There is a good chance that my daughter will be attending a virtual academy this year. I believe that a student can progress in their studies at a quicker pace in the homeschool environment. We homeschooled for the month of August two years ago. When my daughter went to public school that September she was 6 months ahead of her class. She was able to do this because she could focus on her school work and had the full attention of her teachers (parents). We also believe that virtual colleges are the way of the future. That said, allowing her to educate online will only strengthen the skills she will need to prosper in college. It's a win-win.
Shandria Ball from Anniston on December 09, 2011:
Rachael Lefler from Illinois on December 04, 2011:
I believe homeschooling is academically superior, I've done both, and I much preferred homeschooling. Without distractions like chatter, socializing, taking attendance, and walking to and from various classes, a homeschooler has a lot more time at her disposal during the day. Also, I was able to develop learning strategies that suited my personality and learning style, as well as choose topics that engaged me mentally.
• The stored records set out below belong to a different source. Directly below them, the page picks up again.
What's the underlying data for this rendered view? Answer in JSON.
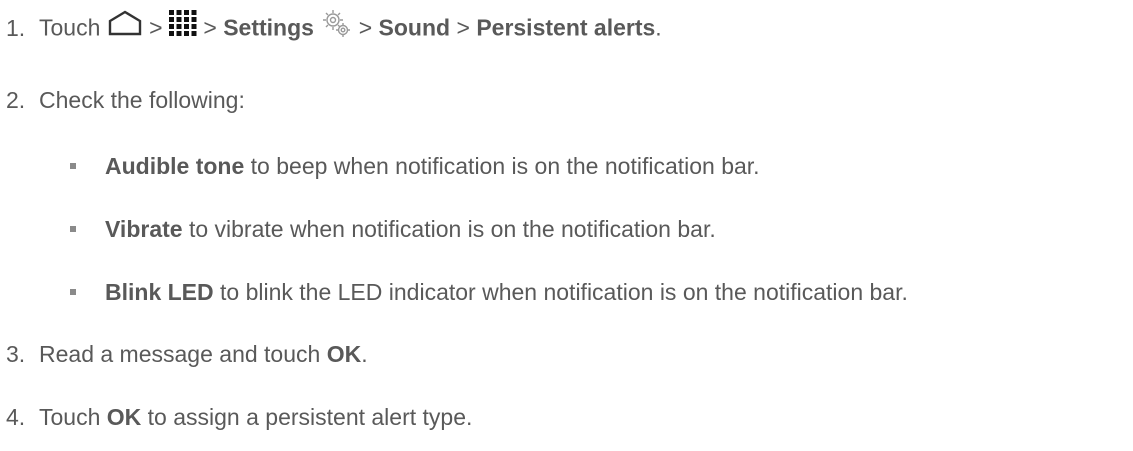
{
  "steps": [
    {
      "number": "1.",
      "parts": {
        "touch": "Touch",
        "sep1": ">",
        "sep2": ">",
        "settings": "Settings",
        "sep3": ">",
        "sound": "Sound",
        "sep4": ">",
        "persistent_alerts": "Persistent alerts",
        "end": "."
      },
      "icons": [
        "home-icon",
        "apps-grid-icon",
        "settings-gear-icon"
      ]
    },
    {
      "number": "2.",
      "text": "Check the following:"
    },
    {
      "number": "3.",
      "parts": {
        "text": "Read a message and touch",
        "ok": "OK",
        "end": "."
      }
    },
    {
      "number": "4.",
      "parts": {
        "touch": "Touch",
        "ok": "OK",
        "text": "to assign a persistent alert type."
      }
    }
  ],
  "bullets": [
    {
      "term": "Audible tone",
      "text": "to beep when notification is on the notification bar."
    },
    {
      "term": "Vibrate",
      "text": "to vibrate when notification is on the notification bar."
    },
    {
      "term": "Blink LED",
      "text": "to blink the LED indicator when notification is on the notification bar."
    }
  ]
}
I remember that since I liked playing Oregon Trail she (my mom) made our history lessons about that time period, and since I liked space, our science lessons were about Astronomy. I was able to do better because I had one on one support, the ability to change my schedule to suit my individual learning needs (if I was struggling in an area we could take more time to work on it and shorten the time we devote to things I was already doing well at). And all this with my mom working minimum wage jobs and at that time she had no education beyond high school and we lived in a bad neighborhood. So based on personal experience, I'm an exception to the demographics argument. It might be true in general, but it's not true for me.
Theresa Ast from Atlanta, Georgia on November 03, 2011:
Very good (and important) Hub. And the general conclusions are most certainly valid. Clearly something is working in Home-schooling. I find it interesting that little is ever said about the possible motivations of the critics and nay-sayers.
Supporters of public school systems, which are often not doing a particularly good job educating students (for lots of different reasons) have cause to downplay the success of home-schooled children. There is the possibility for a strong bias at work here.
Lastly, I have taught on average 200 college students a year for the last 16 years (freshmen to seniors) and I can state unequivocably that I am impressed with the abilities, knowledge, dedication, intelligence, and performance of home-schooled students.
They are, on a percentage or proportional basis, over represented in our Honors Program, on the Dean's list, in our competitive scholarship program, and on the list of our students who go to graduate school. About 40% of the best students I work with were home-schooled and yet, they represent a little less than 10% of the total student body at my institution. Thank you for addressing this topic and writing this Hub. Dr. Theresa Ast